Since the 1960s, many American educators have anticipated the arrival of what Eric Ashby termed the Fourth Revolution: a dramatic change based on the transformative power of information technology. Yet despite a great deal of optimistic experimentation, the second half of the twentieth century saw relatively little sustained change toward digital learning. In the last decade, however, developments in consumer media, mobile technology, and ubiquitous broadband have brought a greater sense that education’s digital future may finally be arriving.
While the promise of massively distributed education is at hand, many questions have yet to be answered for the many parties implicated in this transformation: school administrators and faculty, students and consumers, content creators, investors and regulators. Everyone’s roles seem to be in flux. The issues are as broad as the populations that will be reached by new distribution mechanisms. In this new world, how will educational opportunity be apportioned? How should we be thinking about producing culturally appropriate curriculum for global classrooms?

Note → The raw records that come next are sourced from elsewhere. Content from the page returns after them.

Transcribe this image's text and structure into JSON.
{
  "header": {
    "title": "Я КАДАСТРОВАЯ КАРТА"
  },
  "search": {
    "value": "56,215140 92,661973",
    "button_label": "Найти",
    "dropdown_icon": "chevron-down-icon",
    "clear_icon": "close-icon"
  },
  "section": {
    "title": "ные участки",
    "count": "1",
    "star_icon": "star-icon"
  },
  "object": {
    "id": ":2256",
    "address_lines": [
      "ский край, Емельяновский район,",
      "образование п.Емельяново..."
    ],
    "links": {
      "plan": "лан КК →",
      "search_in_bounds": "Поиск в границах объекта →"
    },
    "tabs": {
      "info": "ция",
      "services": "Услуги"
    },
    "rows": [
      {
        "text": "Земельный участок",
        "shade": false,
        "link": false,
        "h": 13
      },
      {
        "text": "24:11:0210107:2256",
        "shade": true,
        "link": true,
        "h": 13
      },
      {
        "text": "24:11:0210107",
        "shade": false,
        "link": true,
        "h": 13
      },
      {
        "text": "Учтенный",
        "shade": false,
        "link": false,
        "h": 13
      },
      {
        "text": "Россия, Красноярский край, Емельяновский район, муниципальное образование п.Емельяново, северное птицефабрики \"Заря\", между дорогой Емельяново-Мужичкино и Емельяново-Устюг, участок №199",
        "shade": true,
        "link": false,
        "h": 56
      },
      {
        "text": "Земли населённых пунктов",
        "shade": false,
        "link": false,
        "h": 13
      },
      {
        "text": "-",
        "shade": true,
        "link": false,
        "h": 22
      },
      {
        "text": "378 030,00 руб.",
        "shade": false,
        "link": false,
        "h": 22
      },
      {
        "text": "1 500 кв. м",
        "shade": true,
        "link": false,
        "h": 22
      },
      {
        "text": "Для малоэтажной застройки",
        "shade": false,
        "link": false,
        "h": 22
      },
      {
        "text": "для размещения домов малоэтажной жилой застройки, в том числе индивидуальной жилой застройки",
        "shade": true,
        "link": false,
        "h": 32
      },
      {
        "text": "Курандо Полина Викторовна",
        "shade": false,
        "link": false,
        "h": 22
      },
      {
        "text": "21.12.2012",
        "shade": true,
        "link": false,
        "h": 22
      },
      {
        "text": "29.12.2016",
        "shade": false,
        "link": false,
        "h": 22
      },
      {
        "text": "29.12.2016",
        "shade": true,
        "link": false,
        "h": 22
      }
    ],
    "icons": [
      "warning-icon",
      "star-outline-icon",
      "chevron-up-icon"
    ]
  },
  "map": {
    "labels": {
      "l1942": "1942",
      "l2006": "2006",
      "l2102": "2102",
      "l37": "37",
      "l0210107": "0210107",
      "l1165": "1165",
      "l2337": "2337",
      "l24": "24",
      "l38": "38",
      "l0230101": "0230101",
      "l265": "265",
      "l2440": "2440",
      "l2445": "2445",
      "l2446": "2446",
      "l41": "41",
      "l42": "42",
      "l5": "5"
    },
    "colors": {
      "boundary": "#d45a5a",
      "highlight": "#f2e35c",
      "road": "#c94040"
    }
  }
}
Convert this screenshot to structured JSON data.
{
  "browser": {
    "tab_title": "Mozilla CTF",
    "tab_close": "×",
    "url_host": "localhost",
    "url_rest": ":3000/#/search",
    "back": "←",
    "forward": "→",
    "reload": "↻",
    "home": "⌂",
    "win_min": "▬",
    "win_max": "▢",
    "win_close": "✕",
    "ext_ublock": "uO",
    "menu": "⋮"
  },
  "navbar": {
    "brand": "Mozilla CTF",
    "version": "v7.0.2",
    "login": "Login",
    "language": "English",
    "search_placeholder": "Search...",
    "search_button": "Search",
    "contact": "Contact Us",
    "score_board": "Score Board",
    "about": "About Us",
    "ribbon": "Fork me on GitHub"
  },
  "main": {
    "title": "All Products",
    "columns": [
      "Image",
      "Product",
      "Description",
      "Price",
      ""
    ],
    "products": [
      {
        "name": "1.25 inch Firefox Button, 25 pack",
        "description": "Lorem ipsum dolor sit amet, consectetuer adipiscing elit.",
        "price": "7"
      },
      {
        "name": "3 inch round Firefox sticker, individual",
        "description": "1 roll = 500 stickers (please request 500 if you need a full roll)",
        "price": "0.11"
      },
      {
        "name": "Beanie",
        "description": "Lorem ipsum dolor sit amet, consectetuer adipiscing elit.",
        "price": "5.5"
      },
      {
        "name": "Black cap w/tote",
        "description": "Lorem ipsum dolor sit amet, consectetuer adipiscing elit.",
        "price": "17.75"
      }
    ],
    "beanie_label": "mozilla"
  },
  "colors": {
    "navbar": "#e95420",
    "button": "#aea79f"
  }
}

Who will make the rules for education at scale? How will quality be measured?